Intagliata: Jahandar Ramezani of the Massachusetts Institute of Technology is a geochronologist. In other words ...
Ramezani: I date things. And I date old things, things in the millions and billions of years—not the really young stuff.
Intagliata: In this case, Ramezani was dating tiny zircon crystals in a fossil bed in Patagonia, near the southern tip of South America. Those crystals dated back to nearly 193 million years ago.
And the fossils preserved there—an array of nearly 200 specimens of a plant eater named Mussaurus patagonicus—provide a snapshot of the dinosaur at all stages of its life. Eggs and hatchlings, clumps of juveniles and then—further out—adults.

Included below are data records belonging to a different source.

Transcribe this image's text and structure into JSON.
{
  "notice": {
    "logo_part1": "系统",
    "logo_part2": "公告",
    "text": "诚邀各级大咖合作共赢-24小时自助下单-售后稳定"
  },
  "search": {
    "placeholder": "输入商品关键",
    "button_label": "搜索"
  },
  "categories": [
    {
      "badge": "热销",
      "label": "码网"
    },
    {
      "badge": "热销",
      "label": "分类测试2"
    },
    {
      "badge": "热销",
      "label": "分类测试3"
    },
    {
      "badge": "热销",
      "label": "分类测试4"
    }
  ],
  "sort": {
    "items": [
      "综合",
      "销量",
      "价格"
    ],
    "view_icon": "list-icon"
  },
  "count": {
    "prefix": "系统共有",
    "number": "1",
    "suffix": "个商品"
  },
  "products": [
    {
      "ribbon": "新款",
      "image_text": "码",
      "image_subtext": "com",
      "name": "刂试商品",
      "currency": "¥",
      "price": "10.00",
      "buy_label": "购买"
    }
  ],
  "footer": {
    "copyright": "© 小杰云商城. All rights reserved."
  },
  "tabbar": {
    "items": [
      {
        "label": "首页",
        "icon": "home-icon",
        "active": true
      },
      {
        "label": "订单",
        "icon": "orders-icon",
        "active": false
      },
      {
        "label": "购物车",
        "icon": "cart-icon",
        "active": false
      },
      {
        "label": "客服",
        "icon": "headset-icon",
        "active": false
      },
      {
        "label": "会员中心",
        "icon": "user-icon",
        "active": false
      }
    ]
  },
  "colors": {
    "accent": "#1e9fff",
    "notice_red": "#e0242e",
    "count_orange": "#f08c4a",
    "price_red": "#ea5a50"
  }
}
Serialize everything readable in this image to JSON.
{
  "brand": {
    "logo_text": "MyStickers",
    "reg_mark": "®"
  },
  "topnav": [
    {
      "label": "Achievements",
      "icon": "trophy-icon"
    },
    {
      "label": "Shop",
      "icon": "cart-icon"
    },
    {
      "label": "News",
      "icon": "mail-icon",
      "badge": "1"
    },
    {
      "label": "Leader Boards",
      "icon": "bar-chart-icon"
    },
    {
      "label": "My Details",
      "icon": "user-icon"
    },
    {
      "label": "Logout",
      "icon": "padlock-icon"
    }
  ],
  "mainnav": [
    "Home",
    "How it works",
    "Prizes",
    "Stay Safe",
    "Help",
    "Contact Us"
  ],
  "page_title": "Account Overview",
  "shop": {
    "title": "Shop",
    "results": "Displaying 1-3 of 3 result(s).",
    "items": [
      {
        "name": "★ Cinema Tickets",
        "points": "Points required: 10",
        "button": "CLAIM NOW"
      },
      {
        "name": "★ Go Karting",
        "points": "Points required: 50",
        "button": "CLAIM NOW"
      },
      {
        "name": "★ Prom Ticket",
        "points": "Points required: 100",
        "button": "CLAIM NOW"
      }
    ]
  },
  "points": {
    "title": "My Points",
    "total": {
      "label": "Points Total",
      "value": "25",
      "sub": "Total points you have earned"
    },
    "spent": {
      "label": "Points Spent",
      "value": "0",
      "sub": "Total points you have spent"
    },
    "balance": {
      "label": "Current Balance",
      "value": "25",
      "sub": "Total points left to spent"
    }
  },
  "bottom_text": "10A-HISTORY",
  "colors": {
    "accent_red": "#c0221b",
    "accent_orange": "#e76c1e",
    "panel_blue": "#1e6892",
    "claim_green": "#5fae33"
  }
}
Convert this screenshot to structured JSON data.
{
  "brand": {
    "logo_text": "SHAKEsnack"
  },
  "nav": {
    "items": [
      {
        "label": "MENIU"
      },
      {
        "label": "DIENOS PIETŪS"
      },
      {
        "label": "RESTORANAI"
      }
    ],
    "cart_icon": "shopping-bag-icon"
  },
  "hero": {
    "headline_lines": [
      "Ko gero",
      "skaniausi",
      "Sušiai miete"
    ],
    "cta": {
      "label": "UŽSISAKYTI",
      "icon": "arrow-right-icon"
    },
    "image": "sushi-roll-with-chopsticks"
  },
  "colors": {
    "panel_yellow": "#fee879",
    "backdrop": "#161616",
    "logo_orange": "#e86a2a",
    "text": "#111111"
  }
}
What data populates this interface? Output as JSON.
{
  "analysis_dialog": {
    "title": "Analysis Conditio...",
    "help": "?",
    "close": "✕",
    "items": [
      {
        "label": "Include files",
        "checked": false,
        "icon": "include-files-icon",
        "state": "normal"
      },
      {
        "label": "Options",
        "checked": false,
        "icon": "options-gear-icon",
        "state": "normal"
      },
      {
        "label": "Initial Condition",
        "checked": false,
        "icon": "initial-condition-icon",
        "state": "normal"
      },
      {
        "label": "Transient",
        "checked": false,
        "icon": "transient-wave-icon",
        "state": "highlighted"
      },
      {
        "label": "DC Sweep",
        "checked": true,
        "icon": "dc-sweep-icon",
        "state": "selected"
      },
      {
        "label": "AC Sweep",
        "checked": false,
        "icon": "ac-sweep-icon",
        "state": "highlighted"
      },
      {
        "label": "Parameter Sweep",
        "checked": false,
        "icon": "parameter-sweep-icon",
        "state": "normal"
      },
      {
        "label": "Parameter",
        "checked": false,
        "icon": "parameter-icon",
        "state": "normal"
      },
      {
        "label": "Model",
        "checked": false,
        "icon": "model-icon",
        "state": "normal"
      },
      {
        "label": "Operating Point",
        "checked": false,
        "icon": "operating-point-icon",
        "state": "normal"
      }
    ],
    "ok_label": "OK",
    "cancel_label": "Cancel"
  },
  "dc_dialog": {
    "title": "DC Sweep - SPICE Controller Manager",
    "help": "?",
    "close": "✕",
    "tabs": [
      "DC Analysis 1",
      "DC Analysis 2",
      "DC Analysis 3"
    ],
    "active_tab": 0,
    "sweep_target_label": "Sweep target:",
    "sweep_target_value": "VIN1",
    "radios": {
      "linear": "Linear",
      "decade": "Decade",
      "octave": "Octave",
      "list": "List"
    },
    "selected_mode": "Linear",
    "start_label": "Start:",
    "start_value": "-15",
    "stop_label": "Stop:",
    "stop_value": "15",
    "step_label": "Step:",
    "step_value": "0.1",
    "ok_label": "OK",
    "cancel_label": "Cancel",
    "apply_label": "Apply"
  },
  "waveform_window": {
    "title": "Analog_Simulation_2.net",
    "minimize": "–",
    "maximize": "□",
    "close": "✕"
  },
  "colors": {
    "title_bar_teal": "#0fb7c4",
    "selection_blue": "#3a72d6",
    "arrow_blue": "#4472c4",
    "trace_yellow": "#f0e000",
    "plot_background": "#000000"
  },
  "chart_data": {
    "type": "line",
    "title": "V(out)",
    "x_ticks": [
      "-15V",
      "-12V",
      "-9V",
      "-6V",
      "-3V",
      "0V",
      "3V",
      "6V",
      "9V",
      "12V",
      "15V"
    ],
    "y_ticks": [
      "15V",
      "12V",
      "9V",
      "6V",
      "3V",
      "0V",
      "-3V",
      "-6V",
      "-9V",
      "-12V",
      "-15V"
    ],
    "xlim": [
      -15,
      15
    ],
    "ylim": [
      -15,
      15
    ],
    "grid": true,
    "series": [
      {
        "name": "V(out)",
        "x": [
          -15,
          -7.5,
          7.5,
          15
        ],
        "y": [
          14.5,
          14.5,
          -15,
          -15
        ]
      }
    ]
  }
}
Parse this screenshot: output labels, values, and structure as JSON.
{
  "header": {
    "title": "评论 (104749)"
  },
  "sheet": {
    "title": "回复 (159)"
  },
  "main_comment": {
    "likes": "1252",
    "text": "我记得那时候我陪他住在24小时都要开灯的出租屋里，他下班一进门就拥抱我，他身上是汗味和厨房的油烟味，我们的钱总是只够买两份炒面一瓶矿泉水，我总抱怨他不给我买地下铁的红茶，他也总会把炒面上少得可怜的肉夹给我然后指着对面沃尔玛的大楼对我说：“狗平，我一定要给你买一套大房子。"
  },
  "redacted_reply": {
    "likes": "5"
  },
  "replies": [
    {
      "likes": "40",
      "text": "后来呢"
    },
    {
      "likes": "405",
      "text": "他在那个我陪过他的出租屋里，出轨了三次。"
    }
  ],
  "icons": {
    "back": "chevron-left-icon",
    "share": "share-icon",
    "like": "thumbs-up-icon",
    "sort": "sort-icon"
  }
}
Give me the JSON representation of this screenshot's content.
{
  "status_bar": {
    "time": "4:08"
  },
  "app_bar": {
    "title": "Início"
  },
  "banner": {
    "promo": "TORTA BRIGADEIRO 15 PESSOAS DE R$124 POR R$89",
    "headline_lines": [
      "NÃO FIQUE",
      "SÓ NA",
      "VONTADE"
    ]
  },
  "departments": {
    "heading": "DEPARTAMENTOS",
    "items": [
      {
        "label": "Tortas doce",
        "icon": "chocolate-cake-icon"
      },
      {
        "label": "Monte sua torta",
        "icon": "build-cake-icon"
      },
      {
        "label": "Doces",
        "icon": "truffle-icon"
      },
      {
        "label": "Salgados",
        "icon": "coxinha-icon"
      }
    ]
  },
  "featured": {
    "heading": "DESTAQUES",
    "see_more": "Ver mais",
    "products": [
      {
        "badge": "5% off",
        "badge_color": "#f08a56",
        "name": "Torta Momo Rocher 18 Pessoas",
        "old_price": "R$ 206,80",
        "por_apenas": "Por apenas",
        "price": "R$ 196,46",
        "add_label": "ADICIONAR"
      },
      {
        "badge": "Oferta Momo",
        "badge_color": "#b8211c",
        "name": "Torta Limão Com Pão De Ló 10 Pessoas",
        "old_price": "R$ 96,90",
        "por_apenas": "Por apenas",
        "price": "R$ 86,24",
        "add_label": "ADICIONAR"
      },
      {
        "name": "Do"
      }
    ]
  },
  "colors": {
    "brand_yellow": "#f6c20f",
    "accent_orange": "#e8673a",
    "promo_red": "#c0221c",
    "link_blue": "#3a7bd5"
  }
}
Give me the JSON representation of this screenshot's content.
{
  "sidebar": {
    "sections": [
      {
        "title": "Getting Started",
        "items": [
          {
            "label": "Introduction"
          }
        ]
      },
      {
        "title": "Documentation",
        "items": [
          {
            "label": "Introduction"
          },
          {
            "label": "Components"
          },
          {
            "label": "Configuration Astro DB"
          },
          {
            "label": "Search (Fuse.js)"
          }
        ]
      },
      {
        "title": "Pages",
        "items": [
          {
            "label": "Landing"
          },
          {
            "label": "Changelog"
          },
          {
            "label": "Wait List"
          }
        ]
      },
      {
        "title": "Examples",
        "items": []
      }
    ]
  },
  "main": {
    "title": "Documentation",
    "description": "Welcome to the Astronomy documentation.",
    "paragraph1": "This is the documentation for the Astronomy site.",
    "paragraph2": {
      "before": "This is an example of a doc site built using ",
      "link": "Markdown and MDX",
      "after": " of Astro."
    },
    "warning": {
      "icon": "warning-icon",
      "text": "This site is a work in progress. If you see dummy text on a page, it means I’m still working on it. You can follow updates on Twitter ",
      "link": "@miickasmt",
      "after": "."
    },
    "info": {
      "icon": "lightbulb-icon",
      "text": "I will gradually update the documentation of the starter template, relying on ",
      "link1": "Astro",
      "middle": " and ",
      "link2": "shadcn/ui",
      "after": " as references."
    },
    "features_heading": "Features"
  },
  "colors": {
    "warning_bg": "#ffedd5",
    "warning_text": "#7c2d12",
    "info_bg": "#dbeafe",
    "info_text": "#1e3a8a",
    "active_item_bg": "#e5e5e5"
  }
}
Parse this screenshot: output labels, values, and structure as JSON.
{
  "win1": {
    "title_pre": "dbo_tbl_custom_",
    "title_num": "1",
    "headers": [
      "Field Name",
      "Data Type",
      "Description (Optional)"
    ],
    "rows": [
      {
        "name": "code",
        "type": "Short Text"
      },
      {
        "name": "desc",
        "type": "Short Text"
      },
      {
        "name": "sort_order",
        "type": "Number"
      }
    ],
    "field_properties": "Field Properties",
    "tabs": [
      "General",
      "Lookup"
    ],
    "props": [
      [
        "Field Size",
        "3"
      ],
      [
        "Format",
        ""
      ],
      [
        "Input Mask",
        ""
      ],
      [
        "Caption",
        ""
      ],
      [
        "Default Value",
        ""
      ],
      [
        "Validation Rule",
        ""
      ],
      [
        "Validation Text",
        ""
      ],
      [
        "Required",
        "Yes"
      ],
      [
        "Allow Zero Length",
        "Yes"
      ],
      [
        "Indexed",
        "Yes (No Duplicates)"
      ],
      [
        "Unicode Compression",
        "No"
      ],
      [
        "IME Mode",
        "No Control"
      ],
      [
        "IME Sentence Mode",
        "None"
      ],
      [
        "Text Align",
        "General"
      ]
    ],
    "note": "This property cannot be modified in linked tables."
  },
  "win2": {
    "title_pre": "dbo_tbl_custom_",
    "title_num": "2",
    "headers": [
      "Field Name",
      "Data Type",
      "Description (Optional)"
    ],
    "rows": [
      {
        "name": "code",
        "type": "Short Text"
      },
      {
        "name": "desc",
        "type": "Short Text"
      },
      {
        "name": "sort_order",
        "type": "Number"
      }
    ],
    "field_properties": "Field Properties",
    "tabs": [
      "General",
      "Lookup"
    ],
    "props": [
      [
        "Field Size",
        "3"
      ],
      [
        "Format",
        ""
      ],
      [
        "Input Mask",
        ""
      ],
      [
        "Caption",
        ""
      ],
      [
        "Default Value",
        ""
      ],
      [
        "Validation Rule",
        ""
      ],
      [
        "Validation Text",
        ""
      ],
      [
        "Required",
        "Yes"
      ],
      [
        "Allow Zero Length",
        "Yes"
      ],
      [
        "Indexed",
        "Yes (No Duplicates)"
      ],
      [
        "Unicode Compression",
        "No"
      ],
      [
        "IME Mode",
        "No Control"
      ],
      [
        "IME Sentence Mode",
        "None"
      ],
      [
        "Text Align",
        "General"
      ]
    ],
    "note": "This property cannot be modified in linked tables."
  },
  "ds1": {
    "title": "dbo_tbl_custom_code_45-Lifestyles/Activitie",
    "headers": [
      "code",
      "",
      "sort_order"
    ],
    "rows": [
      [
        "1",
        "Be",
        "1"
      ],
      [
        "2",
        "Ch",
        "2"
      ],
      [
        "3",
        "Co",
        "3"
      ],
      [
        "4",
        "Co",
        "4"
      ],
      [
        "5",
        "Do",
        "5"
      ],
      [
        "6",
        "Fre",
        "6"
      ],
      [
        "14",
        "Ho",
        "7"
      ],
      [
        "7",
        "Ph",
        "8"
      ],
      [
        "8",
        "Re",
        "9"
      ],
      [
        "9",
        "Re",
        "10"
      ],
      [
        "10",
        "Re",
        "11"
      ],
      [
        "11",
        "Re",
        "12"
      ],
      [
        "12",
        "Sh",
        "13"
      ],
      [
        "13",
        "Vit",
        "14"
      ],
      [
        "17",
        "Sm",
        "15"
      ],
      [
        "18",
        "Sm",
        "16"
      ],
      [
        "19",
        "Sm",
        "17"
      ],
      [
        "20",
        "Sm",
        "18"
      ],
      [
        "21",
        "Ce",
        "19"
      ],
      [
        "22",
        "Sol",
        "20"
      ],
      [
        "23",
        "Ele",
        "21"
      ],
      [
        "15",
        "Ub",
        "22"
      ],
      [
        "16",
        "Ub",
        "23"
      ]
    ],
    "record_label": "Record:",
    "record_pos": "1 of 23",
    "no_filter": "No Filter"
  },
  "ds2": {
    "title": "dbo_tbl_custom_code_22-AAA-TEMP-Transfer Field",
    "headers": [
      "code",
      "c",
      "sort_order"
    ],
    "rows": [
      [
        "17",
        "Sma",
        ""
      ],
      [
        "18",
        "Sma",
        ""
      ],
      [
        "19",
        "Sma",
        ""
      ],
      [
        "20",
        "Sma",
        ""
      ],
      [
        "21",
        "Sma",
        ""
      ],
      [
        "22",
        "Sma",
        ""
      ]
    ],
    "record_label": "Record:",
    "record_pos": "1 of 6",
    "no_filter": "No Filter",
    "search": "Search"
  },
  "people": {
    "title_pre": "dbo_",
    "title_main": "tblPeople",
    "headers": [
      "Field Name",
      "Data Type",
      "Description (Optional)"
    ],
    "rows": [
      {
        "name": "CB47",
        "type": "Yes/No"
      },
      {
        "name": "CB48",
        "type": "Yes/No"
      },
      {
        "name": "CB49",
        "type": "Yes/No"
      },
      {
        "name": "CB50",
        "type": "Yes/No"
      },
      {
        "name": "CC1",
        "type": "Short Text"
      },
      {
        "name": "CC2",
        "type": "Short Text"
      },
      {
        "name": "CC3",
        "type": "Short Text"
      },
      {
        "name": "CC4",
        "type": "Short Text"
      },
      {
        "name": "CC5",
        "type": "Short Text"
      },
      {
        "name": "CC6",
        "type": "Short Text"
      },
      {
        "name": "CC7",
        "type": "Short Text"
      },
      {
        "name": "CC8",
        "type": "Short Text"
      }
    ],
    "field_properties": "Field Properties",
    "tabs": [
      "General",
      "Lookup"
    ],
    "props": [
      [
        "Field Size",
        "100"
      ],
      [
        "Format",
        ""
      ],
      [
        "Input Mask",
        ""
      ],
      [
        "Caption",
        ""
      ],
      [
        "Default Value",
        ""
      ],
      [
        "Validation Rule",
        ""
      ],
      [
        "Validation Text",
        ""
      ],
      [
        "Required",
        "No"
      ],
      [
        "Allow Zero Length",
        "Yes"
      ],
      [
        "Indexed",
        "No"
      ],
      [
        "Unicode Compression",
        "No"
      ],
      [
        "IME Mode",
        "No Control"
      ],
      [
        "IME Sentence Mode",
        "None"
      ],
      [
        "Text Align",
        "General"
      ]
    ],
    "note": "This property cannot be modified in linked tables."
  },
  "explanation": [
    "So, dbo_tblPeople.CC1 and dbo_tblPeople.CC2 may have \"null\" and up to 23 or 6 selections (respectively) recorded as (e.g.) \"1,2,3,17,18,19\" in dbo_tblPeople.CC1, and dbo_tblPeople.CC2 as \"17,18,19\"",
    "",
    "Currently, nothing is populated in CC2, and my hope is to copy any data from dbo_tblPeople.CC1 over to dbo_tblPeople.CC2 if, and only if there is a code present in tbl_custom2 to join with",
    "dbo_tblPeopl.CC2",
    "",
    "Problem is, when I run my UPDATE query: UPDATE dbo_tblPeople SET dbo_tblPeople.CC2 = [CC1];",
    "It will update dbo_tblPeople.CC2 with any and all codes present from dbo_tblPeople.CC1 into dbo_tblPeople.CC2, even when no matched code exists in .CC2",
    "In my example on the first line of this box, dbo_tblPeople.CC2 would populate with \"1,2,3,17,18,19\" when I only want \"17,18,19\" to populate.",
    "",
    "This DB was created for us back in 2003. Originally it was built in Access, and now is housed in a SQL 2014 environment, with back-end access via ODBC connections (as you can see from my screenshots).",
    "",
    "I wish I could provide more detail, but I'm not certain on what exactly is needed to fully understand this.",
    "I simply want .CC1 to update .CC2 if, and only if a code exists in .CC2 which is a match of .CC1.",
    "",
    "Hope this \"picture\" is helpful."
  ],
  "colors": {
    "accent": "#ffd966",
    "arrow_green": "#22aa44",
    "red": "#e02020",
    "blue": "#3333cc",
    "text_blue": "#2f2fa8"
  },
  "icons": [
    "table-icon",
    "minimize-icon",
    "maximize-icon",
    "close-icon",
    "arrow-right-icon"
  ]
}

Ramezani: So this kind of undisturbed distribution of fossils and this kind of age segregation basically shows these dinosaurs had a social structure. They lived in a colony. And everybody has got things to do—duties—with respect to the young and the juveniles.
Intagliata: The study—in the journal Scientific Reports—suggests dinosaurs developed complex social behavior 40 million years earlier than previously thought. And Ramezani says the work also advances long-standing questions about the social structure of dinosaurs. [Diego Pol et al., Earliest evidence of herd-living and age segregation amongst dinosaurs]
Ramezani: Was it more like primitive taxa like the crocodiles? Or did it look like more evolved types of animals like birds and mammals? And we’re beginning to see that, yes, it looks more like a mammal- or bird-type colony.
Intagliata: Whatever type of social structure it was, the scientists hypothesize that it helped large plant eaters first spread across the planet—kick-starting tens of millions of years of dominion on Earth.
[The above text is a transcript of this podcast.]